- **Task item**:
The word "系统默认应用" occurs in some lines of the data. Return each such line.

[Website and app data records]
Start of Block

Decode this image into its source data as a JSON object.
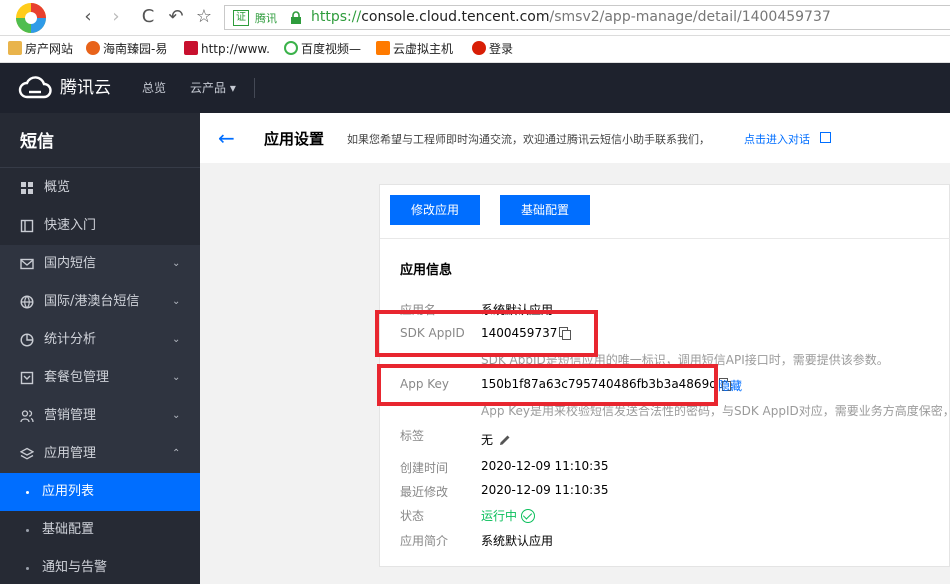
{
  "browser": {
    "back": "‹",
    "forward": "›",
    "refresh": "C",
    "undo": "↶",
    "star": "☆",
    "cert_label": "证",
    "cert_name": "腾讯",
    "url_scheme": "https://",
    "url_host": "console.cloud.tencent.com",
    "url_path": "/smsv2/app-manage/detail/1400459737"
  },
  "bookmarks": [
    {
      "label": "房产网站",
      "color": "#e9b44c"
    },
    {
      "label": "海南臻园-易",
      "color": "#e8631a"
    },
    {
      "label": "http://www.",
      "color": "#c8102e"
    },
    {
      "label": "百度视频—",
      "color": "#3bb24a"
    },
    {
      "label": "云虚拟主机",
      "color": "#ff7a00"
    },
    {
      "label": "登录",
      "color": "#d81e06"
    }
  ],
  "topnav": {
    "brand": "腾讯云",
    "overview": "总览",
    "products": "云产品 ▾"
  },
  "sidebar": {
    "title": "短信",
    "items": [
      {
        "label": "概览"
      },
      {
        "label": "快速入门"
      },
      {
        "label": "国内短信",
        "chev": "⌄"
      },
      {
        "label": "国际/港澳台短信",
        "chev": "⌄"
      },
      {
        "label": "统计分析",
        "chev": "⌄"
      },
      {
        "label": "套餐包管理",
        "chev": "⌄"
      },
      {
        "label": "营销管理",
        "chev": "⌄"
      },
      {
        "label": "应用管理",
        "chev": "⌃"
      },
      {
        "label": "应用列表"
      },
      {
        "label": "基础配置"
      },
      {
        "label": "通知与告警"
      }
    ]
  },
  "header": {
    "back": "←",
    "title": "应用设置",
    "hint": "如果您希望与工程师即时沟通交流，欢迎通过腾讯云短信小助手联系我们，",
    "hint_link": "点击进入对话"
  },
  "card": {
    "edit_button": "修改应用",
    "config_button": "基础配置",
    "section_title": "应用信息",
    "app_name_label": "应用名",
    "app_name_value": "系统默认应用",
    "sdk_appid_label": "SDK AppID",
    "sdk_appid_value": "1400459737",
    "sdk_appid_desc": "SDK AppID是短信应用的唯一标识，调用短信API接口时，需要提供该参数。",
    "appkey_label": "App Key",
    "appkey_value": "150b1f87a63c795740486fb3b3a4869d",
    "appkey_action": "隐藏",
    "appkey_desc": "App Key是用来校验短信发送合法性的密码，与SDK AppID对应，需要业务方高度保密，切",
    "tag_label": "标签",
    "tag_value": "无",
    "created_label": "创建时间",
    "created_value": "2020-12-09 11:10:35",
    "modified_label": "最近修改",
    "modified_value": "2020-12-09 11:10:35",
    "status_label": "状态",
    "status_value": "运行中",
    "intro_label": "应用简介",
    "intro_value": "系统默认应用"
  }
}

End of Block

- **Solution to the problem**:
    "app_name_value": "系统默认应用",
    "intro_value": "系统默认应用"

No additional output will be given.